Years ago, I had a neighbor who would avoid working in his yard for about a month or so. Then on a Saturday morning, he would come outside dressed in his shorts, T-shirt and floppy hat and attack the yard.
He would strain to push the mower through the foot-tall grass, making a dust cloud that would drift down the street. Then he would get out a machete and start whacking away at his bushes and shrubs, collecting a huge pile of debris.
Next he used a shovel to edge his lawn. And finally he got the wife and kids out with him while he dug at the Bermuda grass, which had become well-rooted in his rose garden.
In the afternoon he would take a break and come over for a cold drink. I used to laugh when he would say, "Hey, Keith. This gardening is really hard work. That's why I don't do it very often."
He would show me the battle scars and blisters from his morning combat with the yard. Later, he would fertilize and water the lawn and flowerbeds, making the grass grow profusely for his next round of garden mania.
It would have made a good script for a Chevy Chase movie. It did little good for me to tell my neighbor that if he worked in the yard every weekend for a couple hours he would not have to spend his whole Saturday killing himself with yard duty.
Being neighborly also involves other activities besides keeping the yard neat and green. Being neighborly in the yard can mean how you do your yard activities.
Mowers, blowers, motorized edgers, chain saws and rototillers make noise. For the most part this is accepted as a natural part of lawn care and yard maintenance. However, these activities should be performed between 8 a.m. and no later than 10 p.m., as sound carries.
The noise from these devices can be a source of aggravation when they echo into the bedroom of someone trying to sleep. The noise can awake a sleeping child or a person who has worked the night shift as has become common for residents that work at hospitals, Border Patrol, law enforcement, restaurants and prisons. Be courteous if you have neighbors in these occupations.
Leaf blowers distribute leaves, dirt, dust and other debris in a wide swath. By carefully controlling the air velocity and nozzle direction, the clutter can be blown off the driveway and sidewalks into the flowerbeds, lawn or street.
It is common to blow a little dust into the street. However, you should not blow tree leaves into the street, where the leaves can then be blown by passing cars or the wind and become a nuisance to the neighbors. It is far better to blow them to a more confined area, then rake or sweep them up and discard them to the appropriate container or location.
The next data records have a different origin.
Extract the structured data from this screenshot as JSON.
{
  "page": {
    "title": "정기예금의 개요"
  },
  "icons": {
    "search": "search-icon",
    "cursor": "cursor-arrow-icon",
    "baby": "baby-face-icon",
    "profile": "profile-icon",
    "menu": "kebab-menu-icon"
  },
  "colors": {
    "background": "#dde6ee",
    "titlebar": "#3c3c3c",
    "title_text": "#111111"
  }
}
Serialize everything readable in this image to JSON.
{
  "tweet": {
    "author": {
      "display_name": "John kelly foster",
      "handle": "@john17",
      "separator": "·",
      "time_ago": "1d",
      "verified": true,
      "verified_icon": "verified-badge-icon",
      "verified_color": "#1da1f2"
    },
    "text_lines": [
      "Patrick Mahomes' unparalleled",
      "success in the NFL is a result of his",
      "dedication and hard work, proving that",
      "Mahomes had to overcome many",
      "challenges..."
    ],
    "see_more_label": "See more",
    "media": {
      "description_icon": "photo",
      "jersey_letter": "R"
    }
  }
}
It also is neighborly to blow off the neighbor's sidewalk or edge of the driveway if you contaminate their areas with your debris.
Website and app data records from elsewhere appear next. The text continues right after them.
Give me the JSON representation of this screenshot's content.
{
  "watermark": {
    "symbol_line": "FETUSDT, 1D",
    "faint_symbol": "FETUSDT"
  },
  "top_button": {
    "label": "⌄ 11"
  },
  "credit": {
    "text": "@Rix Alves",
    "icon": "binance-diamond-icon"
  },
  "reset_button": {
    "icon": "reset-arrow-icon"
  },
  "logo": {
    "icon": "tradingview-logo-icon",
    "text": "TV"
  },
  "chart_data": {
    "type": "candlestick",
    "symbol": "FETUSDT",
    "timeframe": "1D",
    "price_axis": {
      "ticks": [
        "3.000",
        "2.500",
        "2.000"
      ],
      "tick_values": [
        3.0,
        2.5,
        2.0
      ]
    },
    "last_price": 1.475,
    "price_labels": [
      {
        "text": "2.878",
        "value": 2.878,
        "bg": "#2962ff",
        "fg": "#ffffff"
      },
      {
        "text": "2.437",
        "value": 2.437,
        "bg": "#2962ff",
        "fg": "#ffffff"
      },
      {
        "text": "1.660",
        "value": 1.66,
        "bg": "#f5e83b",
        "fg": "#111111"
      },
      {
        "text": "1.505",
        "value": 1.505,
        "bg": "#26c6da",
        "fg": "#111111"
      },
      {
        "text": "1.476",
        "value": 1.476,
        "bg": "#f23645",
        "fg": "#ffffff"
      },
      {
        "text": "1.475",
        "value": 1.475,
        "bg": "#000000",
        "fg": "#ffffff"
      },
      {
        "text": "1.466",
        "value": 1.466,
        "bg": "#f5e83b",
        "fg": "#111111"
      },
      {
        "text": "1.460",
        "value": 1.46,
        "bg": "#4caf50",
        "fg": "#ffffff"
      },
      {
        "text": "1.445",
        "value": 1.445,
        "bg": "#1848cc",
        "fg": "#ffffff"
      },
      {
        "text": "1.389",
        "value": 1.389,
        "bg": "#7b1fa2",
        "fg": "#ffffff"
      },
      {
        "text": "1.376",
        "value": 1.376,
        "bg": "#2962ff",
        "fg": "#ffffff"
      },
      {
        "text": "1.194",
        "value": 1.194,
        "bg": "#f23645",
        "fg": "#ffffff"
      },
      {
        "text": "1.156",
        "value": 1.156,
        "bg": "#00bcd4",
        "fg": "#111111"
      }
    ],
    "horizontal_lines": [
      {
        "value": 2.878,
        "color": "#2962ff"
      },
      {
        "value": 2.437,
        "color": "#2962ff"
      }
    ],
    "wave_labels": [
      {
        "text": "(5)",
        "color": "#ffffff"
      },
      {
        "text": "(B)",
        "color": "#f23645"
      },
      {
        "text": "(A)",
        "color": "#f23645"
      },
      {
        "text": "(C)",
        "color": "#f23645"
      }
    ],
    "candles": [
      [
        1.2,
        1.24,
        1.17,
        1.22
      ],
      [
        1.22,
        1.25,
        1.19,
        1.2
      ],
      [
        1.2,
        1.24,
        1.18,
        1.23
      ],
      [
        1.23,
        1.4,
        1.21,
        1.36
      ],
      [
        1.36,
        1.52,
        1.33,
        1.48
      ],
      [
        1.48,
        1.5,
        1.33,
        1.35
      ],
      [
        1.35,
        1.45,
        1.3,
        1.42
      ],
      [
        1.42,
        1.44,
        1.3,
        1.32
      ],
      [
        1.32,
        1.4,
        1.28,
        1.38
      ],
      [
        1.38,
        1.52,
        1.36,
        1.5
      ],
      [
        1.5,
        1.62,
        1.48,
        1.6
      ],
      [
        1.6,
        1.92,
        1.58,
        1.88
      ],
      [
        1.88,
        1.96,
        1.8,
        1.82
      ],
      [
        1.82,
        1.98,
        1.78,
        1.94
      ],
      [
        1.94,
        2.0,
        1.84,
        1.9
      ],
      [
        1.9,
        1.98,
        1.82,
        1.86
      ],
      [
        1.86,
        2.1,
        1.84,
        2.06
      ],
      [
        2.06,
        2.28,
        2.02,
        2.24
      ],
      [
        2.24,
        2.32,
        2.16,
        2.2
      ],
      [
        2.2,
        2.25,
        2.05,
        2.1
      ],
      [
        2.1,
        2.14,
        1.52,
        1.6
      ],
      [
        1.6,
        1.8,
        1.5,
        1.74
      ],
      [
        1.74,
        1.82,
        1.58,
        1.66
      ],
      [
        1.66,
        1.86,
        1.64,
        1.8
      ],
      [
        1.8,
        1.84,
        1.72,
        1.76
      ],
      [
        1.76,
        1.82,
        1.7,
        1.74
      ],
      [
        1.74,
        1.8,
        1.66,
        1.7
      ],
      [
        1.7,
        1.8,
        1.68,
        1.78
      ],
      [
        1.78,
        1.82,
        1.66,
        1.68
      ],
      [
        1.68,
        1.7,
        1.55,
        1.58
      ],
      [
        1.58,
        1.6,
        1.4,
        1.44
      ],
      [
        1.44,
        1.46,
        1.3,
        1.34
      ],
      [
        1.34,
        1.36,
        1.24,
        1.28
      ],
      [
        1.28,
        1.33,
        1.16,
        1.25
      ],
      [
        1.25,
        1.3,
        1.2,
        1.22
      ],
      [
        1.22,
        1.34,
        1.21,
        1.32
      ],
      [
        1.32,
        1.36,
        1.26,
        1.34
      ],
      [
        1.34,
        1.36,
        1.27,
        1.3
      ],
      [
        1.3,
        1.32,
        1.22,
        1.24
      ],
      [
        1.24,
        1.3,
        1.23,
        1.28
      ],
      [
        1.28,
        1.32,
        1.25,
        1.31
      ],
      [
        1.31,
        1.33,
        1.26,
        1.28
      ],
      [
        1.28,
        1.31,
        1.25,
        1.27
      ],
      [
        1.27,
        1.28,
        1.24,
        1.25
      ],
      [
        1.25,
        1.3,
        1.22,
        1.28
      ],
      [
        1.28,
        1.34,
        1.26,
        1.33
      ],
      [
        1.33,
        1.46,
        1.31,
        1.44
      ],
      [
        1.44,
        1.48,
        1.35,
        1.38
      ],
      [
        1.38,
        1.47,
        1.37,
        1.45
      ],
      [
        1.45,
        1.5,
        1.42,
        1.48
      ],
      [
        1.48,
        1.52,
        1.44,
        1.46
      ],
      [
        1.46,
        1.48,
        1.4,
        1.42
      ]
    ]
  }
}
Sometimes shrubs and trees in your yard grow over the fence or across the property line into a neighbor's yard. You should come to an agreement with your neighbors on what can be done.
Most of the time it is acceptable for you to trim anything that comes over to your side of the fence. However, you should not cut shrubs or trees still physically located on the neighbor's side of the fence. That is invasion of privacy and destruction of property.
Tools used to cut shrubs and trees may be infected with fungal and bacterial diseases and you could be spreading a lethal disease into your neighbor's plants. If there is a tree or shrubbery on your neighbor's property that you would like trimmed, discuss it with the neighbor. If the neighbor wants to cut the foliage, he/she may do so. If not, then it is still the neighbor's property and if it is on the neighbor's side of the fence, forget about it.